Reduced rates for young jobseekers in receipt of jobseeker's allowance were introduced on a phased basis from 2009, in line with other EU and OECD jurisdictions, as an attempt to tackle high youth unemployment and prevent long-term welfare dependency. Receiving the maximum weekly rate without a strong incentive to engage in either education or training can lead to welfare dependency from a young age, and nobody wants that. If young persons participate in incentivised training or any of the education opportunities that are available to them, they can receive the maximum weekly rate of €203. The youth employment support scheme, YESS, which I launched last year, is targeted exclusively at young jobseekers and participants receive €229.20 per week. My Department offers young people a number of work placement and training supports closely aligned to the labour market.
The policies in place for the past number of years have been effective in reducing both youth and long-term youth unemployment. In 2009, youth unemployment had reached its highest rate with almost 28% of young people under the age of 25 unemployed. The Central Statistics Office, CSO, seasonally adjusted youth unemployment rate at the end of August 2019 saw that rate almost halved in the past tens and it is currently 14.7%, but that is still far too high.

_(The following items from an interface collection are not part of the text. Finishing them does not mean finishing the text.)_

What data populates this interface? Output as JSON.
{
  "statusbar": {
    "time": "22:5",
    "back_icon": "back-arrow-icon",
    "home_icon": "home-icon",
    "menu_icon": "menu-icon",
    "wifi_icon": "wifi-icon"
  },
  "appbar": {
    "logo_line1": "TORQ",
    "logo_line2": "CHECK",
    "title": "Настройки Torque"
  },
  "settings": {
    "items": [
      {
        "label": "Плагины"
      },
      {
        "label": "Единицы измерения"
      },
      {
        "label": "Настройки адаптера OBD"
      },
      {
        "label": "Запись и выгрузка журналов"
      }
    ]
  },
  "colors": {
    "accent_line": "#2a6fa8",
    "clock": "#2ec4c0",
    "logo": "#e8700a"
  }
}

The Department is finalising a review, arising from an amendment brought forward during the debate on last year's Social Welfare Bill, on the impacts of the reduced rates on young jobseekers and I will review it shortly. My view is well known in this House. The objective of the Department is to ensure any young person under the age of 25 is as encouraged as much as they can be and supported in every way, shape or form into training, work experience or education.